Wherever the word "shipping" shows up in the data, report the line it sits in.

Data in this exercise>
════════

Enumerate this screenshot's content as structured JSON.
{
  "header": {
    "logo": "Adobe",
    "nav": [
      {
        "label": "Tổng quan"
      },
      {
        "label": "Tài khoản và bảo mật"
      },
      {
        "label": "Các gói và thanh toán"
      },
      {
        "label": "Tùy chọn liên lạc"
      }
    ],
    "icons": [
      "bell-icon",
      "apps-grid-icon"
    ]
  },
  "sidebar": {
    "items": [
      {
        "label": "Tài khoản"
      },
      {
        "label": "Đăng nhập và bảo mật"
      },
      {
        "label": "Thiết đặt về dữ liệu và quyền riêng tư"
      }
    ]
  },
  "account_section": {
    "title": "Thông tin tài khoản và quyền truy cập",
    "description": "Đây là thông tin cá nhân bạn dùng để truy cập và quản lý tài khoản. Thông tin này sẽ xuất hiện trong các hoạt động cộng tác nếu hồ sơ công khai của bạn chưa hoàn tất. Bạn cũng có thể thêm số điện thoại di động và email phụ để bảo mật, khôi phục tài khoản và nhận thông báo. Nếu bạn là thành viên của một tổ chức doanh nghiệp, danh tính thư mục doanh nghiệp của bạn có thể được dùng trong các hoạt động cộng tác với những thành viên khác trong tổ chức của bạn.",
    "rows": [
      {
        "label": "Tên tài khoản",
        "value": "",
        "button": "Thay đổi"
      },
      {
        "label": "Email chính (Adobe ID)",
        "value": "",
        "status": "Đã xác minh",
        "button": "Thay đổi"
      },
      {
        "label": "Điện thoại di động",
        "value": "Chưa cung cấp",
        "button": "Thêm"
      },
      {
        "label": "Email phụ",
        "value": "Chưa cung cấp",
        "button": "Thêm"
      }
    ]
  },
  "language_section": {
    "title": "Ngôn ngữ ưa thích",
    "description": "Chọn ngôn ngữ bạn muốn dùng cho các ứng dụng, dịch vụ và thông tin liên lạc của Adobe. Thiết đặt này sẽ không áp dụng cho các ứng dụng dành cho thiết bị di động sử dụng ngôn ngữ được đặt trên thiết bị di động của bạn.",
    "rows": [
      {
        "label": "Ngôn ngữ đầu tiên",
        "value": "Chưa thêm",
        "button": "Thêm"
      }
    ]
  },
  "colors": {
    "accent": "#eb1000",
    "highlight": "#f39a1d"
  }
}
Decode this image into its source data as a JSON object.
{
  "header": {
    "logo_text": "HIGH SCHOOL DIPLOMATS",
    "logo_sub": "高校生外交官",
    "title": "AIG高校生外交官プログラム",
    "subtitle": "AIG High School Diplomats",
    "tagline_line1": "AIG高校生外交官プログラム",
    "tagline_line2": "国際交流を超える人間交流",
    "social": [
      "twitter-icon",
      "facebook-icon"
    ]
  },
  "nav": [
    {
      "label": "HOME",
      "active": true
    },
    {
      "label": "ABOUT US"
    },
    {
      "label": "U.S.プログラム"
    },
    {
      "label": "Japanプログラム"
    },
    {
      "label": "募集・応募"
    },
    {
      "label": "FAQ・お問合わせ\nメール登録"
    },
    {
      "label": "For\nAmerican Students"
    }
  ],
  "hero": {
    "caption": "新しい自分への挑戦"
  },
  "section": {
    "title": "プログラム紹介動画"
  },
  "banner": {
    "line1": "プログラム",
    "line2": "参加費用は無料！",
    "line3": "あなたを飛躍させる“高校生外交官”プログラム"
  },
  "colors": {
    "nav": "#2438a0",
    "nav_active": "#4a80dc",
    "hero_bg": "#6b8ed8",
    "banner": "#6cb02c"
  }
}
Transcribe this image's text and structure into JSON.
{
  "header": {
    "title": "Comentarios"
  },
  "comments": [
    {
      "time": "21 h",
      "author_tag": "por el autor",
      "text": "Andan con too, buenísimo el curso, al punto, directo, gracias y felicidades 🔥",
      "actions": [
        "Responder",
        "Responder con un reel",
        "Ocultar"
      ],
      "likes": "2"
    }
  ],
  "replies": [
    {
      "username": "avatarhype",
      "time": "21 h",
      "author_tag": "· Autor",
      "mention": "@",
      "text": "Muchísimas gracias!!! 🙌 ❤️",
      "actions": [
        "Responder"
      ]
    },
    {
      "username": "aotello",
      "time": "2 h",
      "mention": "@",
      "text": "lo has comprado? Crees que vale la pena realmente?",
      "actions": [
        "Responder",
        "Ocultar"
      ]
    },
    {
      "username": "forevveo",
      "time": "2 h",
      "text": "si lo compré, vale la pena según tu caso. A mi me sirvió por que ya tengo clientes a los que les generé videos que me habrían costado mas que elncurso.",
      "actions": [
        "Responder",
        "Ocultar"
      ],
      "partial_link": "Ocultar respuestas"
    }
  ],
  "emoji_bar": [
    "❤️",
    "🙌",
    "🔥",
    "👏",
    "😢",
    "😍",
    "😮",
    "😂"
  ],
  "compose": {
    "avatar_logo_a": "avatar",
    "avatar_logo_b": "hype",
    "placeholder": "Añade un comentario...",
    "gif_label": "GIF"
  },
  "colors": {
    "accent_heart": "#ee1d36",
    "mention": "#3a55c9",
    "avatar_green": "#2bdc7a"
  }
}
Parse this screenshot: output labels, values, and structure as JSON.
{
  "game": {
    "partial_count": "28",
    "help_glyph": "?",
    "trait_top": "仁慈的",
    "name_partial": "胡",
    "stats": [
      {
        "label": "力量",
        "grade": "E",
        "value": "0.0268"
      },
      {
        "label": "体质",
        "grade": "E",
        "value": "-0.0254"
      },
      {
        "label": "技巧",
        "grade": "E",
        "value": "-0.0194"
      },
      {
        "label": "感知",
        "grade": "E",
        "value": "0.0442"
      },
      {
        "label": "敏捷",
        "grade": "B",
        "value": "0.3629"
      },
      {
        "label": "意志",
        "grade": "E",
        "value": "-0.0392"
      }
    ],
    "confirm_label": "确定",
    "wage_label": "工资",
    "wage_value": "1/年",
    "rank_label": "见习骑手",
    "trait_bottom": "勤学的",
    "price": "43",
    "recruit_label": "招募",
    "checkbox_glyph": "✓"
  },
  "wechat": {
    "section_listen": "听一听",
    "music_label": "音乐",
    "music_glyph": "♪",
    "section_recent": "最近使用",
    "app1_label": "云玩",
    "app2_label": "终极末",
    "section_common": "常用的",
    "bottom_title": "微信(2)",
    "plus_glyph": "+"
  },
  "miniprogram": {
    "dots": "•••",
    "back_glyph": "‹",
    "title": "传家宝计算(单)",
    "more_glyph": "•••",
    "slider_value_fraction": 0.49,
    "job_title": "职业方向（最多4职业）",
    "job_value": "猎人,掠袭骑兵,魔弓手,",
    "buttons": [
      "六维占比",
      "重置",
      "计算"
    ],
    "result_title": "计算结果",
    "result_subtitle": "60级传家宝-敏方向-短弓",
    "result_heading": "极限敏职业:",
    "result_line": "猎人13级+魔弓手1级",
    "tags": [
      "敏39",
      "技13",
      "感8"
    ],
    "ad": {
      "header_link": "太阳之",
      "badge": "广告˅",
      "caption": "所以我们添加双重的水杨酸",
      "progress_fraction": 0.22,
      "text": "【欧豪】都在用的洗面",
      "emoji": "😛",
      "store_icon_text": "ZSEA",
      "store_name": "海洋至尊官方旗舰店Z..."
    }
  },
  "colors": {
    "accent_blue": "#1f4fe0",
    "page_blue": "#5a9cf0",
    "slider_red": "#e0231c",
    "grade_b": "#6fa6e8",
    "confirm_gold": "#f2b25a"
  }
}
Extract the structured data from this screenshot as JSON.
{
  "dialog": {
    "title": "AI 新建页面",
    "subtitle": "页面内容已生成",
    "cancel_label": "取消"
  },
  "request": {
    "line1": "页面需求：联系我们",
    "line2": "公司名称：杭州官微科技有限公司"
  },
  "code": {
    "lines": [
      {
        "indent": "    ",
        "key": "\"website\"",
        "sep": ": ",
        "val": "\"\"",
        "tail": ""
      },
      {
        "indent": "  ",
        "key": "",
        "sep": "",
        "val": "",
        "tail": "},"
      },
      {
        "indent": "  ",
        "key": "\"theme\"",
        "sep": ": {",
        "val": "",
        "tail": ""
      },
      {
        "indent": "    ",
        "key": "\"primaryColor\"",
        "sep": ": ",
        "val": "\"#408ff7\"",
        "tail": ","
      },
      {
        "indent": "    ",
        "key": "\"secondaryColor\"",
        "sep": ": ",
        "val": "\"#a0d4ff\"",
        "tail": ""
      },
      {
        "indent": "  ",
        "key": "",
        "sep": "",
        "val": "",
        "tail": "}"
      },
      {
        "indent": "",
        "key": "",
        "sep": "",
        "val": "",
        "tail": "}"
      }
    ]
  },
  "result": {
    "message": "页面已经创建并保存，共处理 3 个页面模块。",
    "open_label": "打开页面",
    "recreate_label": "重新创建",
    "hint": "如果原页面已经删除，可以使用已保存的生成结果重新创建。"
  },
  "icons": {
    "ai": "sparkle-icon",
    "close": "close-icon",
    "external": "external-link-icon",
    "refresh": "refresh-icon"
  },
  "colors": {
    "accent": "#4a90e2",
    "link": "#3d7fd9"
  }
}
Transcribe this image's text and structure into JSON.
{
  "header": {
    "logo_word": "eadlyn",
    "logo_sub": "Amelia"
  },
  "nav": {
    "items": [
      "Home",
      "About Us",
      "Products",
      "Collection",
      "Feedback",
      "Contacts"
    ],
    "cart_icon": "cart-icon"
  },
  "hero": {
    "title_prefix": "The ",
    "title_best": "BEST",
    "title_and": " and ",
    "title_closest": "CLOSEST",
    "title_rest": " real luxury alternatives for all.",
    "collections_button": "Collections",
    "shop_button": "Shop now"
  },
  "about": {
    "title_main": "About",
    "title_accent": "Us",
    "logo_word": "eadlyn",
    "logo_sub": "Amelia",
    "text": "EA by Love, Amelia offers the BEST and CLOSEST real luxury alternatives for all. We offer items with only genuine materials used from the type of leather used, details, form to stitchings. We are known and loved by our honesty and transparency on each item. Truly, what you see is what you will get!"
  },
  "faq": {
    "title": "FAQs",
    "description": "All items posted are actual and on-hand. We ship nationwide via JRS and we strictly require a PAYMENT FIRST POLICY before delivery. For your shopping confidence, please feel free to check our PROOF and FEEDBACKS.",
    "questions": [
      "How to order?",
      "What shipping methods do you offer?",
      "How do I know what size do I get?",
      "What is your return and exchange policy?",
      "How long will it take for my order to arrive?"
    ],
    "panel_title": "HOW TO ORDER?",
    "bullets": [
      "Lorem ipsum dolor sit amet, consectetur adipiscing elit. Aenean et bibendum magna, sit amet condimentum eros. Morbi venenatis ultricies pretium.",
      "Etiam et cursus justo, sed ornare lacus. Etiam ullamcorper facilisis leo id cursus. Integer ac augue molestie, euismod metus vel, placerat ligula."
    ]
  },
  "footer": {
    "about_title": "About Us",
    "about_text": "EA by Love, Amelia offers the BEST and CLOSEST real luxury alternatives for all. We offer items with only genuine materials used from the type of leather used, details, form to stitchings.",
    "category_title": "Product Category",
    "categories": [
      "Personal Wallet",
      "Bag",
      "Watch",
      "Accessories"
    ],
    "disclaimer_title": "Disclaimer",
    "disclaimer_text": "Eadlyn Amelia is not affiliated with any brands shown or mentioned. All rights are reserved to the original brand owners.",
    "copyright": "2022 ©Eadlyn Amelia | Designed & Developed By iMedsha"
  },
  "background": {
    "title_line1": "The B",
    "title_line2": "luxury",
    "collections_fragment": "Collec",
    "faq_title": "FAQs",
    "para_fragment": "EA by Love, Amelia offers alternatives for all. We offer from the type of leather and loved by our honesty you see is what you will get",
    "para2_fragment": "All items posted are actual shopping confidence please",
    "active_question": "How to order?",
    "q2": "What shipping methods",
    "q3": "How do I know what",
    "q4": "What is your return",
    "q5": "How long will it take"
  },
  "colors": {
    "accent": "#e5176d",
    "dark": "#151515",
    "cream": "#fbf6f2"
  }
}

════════

Task response>
      "What shipping methods do you offer?",
    "q2": "What shipping methods",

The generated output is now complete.